- Marked with restrictions, such as “Personal,” “Confidential,” or “Do not x-ray”
- Marked with any threatening language
- Postmarked from a city or state that does not match the return address
- Powdery substance felt through or appearing on the package or envelope
- Oily stains, discolorations, or odor
- Lopsided or uneven envelope
- Excessive packaging material such as masking tape, string, etc.
- Other suspicious signs
- Excessive weight
- Ticking sound
- Protruding wires or aluminum foil
If a package or envelope appears suspicious, DO NOT OPEN IT.
Handling of Suspicious Packages or Envelopes
- Do not shake or empty the contents of any suspicious package or envelope.
- Do not carry the package or envelope, show it to others or allow others to examine it.

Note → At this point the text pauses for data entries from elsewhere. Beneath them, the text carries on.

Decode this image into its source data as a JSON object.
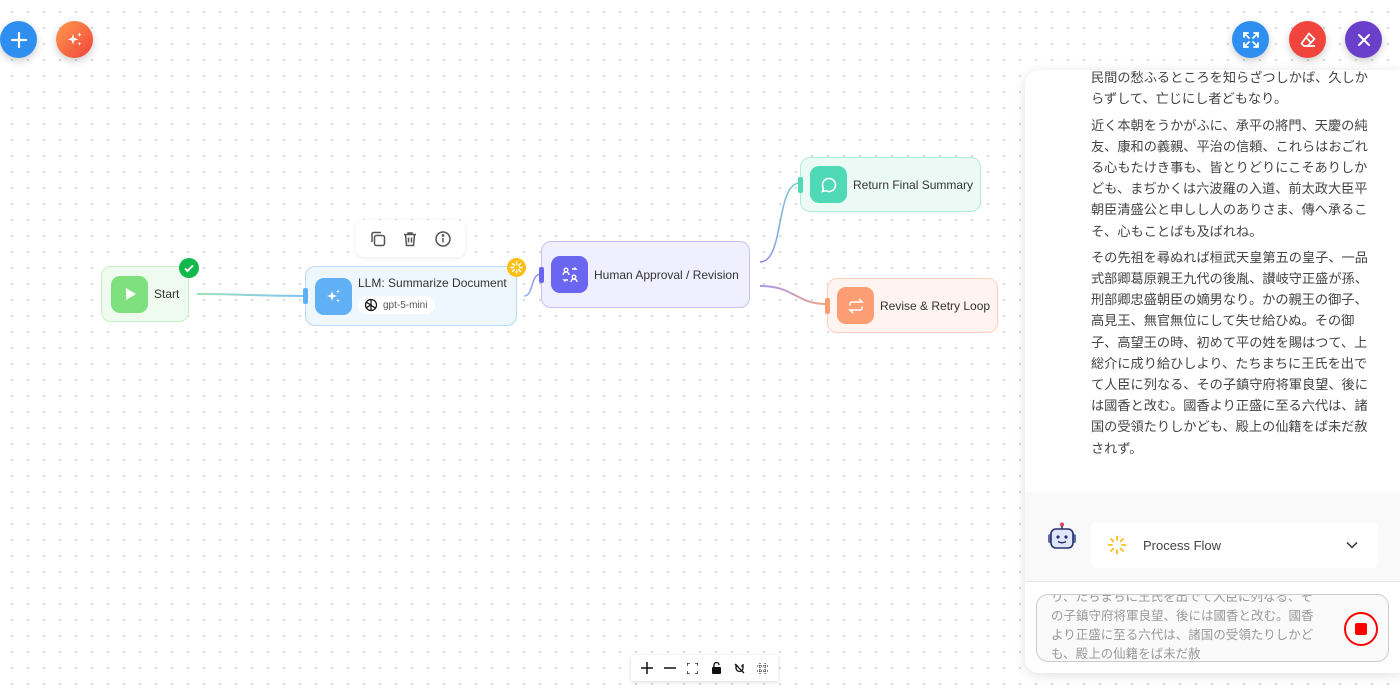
{
  "toolbar_left": {
    "add_icon": "plus-icon",
    "ai_icon": "sparkles-icon"
  },
  "toolbar_right": {
    "expand_icon": "expand-icon",
    "eraser_icon": "eraser-icon",
    "close_icon": "close-icon"
  },
  "colors": {
    "blue": "#2f8ff0",
    "red": "#f0443c",
    "purple": "#6a3fc9",
    "start": "#7ee07f",
    "llm": "#5fb0f5",
    "human": "#6b66f2",
    "return": "#4fd9b6",
    "revise": "#fd9d74",
    "stop": "#ff0000"
  },
  "nodes": {
    "start": {
      "label": "Start",
      "status": "completed"
    },
    "llm": {
      "label": "LLM: Summarize Document",
      "model": "gpt-5-mini",
      "status": "running"
    },
    "human": {
      "label": "Human Approval / Revision"
    },
    "return": {
      "label": "Return Final Summary"
    },
    "revise": {
      "label": "Revise & Retry Loop"
    }
  },
  "node_toolbar": {
    "items": [
      "copy-icon",
      "trash-icon",
      "info-icon"
    ]
  },
  "chat": {
    "paragraphs": [
      "を思ひいれず、天下の乱れむ事を悟らずして、民間の愁ふるところを知らざつしかば、久しからずして、亡じにし者どもなり。",
      "近く本朝をうかがふに、承平の將門、天慶の純友、康和の義親、平治の信頼、これらはおごれる心もたけき事も、皆とりどりにこそありしかども、まぢかくは六波羅の入道、前太政大臣平朝臣清盛公と申しし人のありさま、傳へ承るこそ、心もことばも及ばれね。",
      "その先祖を尋ぬれば桓武天皇第五の皇子、一品式部卿葛原親王九代の後胤、讃岐守正盛が孫、刑部卿忠盛朝臣の嫡男なり。かの親王の御子、高見王、無官無位にして失せ給ひぬ。その御子、高望王の時、初めて平の姓を賜はつて、上総介に成り給ひしより、たちまちに王氏を出でて人臣に列なる、その子鎮守府将軍良望、後には國香と改む。國香より正盛に至る六代は、諸国の受領たりしかども、殿上の仙籍をば未だ赦されず。"
    ],
    "flow_label": "Process Flow",
    "input_value": "り、たちまちに王氏を出でて人臣に列なる、その子鎮守府将軍良望、後には國香と改む。國香より正盛に至る六代は、諸国の受領たりしかども、殿上の仙籍をば未だ赦"
  },
  "canvas_controls": [
    "zoom-in-icon",
    "zoom-out-icon",
    "fit-view-icon",
    "lock-icon",
    "magnet-icon",
    "grid-icon"
  ]
}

- Put the package or envelope down on a stable surface; do not sniff, touch, taste, or look closely at it or at any contents which may have spilled.
- Alert others in the area about the suspicious package or envelope. Leave the area, close any doors, and take actions to prevent others from entering the area. If possible, shut off the ventilation system.
- WASH hands with soap and water to prevent spreading potentially infectious material to face or skin. Seek additional instructions for exposed or potentially exposed persons.
- If at work, notify a supervisor, a security officer, or a law enforcement official. If at home, contact the local law enforcement agency.
- If possible, create a list of persons who were in the room or area when this suspicious letter or package was recognized and a list of persons who also may have handled this package or letter. Give this list to both the local public health authorities and law enforcement officials
- Page last updated November 2003
- Page last reviewed February 22, 2006
Get email updates
To receive email updates about this page, enter your email address:
- Centers for Disease Control and Prevention
1600 Clifton Rd
Atlanta, GA 30333
TTY: (888) 232-6348
- Contact CDC-INFO